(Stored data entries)
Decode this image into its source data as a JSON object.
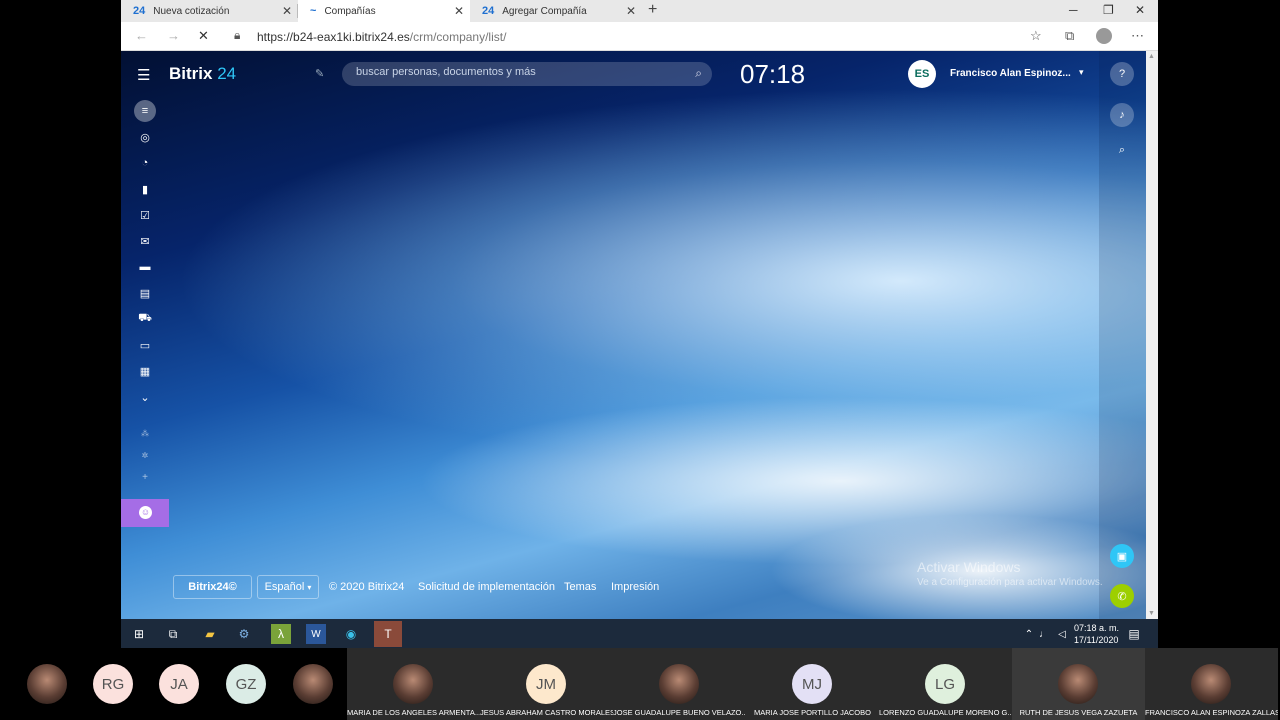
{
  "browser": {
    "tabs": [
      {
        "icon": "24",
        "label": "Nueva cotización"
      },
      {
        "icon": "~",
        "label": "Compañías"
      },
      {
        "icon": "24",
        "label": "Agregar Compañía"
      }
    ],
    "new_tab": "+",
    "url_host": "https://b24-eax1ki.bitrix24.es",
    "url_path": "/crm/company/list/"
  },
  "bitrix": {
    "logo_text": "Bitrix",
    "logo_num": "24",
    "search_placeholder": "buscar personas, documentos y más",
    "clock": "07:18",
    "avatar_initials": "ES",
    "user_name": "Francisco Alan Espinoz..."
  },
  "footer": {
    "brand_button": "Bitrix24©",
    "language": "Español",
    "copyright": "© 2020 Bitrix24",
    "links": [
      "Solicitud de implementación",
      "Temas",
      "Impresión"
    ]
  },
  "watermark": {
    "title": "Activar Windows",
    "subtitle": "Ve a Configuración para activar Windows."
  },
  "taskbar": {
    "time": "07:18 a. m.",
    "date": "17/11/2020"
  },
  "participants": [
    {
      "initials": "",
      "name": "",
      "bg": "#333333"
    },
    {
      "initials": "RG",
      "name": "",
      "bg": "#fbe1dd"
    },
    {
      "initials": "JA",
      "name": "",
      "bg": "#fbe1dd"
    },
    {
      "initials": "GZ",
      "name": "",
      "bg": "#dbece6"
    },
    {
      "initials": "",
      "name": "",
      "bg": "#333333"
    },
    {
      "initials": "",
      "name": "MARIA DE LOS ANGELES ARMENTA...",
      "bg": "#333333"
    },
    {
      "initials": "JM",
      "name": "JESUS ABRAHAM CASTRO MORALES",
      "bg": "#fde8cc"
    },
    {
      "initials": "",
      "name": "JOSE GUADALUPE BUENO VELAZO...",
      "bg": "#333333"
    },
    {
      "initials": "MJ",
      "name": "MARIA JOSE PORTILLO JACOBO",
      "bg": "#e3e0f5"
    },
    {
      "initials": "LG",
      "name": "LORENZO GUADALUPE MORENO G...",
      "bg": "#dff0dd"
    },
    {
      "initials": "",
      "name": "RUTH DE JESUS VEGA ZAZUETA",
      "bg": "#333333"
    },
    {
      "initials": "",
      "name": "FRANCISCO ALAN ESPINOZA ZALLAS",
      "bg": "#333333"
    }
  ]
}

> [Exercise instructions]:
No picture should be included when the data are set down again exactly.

> [Result of this task]:
Decode this image into its source data as a JSON object.
{
  "browser": {
    "tabs": [
      {
        "icon": "24",
        "label": "Nueva cotización"
      },
      {
        "icon": "~",
        "label": "Compañías"
      },
      {
        "icon": "24",
        "label": "Agregar Compañía"
      }
    ],
    "new_tab": "+",
    "url_host": "https://b24-eax1ki.bitrix24.es",
    "url_path": "/crm/company/list/"
  },
  "bitrix": {
    "logo_text": "Bitrix",
    "logo_num": "24",
    "search_placeholder": "buscar personas, documentos y más",
    "clock": "07:18",
    "avatar_initials": "ES",
    "user_name": "Francisco Alan Espinoz..."
  },
  "footer": {
    "brand_button": "Bitrix24©",
    "language": "Español",
    "copyright": "© 2020 Bitrix24",
    "links": [
      "Solicitud de implementación",
      "Temas",
      "Impresión"
    ]
  },
  "watermark": {
    "title": "Activar Windows",
    "subtitle": "Ve a Configuración para activar Windows."
  },
  "taskbar": {
    "time": "07:18 a. m.",
    "date": "17/11/2020"
  },
  "participants": [
    {
      "initials": "",
      "name": "",
      "bg": "#333333"
    },
    {
      "initials": "RG",
      "name": "",
      "bg": "#fbe1dd"
    },
    {
      "initials": "JA",
      "name": "",
      "bg": "#fbe1dd"
    },
    {
      "initials": "GZ",
      "name": "",
      "bg": "#dbece6"
    },
    {
      "initials": "",
      "name": "",
      "bg": "#333333"
    },
    {
      "initials": "",
      "name": "MARIA DE LOS ANGELES ARMENTA...",
      "bg": "#333333"
    },
    {
      "initials": "JM",
      "name": "JESUS ABRAHAM CASTRO MORALES",
      "bg": "#fde8cc"
    },
    {
      "initials": "",
      "name": "JOSE GUADALUPE BUENO VELAZO...",
      "bg": "#333333"
    },
    {
      "initials": "MJ",
      "name": "MARIA JOSE PORTILLO JACOBO",
      "bg": "#e3e0f5"
    },
    {
      "initials": "LG",
      "name": "LORENZO GUADALUPE MORENO G...",
      "bg": "#dff0dd"
    },
    {
      "initials": "",
      "name": "RUTH DE JESUS VEGA ZAZUETA",
      "bg": "#333333"
    },
    {
      "initials": "",
      "name": "FRANCISCO ALAN ESPINOZA ZALLAS",
      "bg": "#333333"
    }
  ]
}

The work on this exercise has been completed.